Cut out the early morning jogs. The meet ups with running buddies. Pushing through that last mile. Exploring on foot. Racing in a sparkle skirt.
Cut it all out and see what’s left.
Last week, my friend E ran the Boston Marathon. I found everything I needed to track her and kept tabs on her throughout the day. I watched the elites battle for the win and watched E’s pace change as the weather grew hotter and wondered what it was like for her. After over three and a half hours, I watched as her little figure on the tracking software turned onto Boylston St., and I felt with a thrill the excitement of the home stretch and the promise of that finish line.
I may have cut all of the running out of my life, but what’s left is still a runner.
I’m also a cyclist, librarian, climber, and archivist. This past year and a half, the free time I’ve gained from not running has allowed me to actively pursue these other interests and to broaden my professional skills. It has made me more well-rounded and more effective at my job.
But I still ache to lace up my shoes and go for a run if the weather’s nice or I feel stressed. I ache to watch friends run races while I’m stuck on the sidelines. I ache to run and hike again, and I can’t help but feel guilty about it sometimes. I feel whiney when someone asks how my knee is doing and I start going into detail about how it was good last fall but I returned to exercise too fast and now I’m back to the beginning and probably won’t race again for at least 2 years. I feel whiney because, in the grand scheme of things, running really isn’t all that important. I’m still generally mobile. I’m healthy. I can enjoy life. So many people out there have devastating problems, and I am lucky enough to have so much love, support, and happiness.
I recently watched a rock climbing video about a climber who was tackling a personal challenge on a climbing route in Spain. In the video, he put into words these feelings I’ve been having about running:

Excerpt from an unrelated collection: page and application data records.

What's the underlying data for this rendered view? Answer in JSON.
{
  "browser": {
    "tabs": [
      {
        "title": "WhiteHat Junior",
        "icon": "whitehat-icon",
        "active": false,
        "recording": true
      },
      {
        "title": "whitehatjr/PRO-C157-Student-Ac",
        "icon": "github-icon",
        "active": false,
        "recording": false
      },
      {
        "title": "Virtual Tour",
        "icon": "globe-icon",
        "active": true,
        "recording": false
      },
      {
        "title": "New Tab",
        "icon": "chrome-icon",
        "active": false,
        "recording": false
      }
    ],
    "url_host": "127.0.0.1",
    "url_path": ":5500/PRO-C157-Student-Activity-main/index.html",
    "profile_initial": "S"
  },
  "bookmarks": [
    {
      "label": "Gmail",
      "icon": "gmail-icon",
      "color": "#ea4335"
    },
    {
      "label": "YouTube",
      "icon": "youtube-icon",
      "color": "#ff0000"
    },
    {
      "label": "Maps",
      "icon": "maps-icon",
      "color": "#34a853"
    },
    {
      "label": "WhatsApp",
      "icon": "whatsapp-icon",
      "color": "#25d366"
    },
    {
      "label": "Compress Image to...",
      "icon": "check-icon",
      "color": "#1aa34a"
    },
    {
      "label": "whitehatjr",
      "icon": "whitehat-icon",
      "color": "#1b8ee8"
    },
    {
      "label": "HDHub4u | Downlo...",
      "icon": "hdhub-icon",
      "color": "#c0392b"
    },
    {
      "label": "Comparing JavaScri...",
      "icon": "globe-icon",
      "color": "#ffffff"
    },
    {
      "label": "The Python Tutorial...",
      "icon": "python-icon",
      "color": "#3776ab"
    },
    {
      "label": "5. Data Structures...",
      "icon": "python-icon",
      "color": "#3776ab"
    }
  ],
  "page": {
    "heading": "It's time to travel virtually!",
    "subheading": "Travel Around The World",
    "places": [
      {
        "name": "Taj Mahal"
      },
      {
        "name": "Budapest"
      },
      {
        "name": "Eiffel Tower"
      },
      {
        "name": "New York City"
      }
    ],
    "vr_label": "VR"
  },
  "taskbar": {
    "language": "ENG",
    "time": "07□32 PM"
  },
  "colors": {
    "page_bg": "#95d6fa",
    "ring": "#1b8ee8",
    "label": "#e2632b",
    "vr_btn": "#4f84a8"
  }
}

“Climbing doesn’t really matter all that much in the grand scheme of things, but at the same time it gets complicated when your whole identity is wrapped up in it and you put all this value into something so simple and meaningless as climbing a rock…It’s like challenging your self worth.” -Ethan Pringle in Ethan Pringle and La Reina Mora (5.14d)
The acts of running or climbing don’t necessarily have significance in and of themselves, but they are things that we choose to apply our time and talents toward, and as we draw significance from them, they become part of what makes us human.
I’m thankful that I have the life I do, with the luxury to pursue my interests and hobbies for fun, and I’m lucky to be a runner at heart.
While running isn’t important in the grand scheme of things, it’s part of my identity and how I share my life experience. And if that’s what you’re left with after stripping away everything else, it counts for a lot.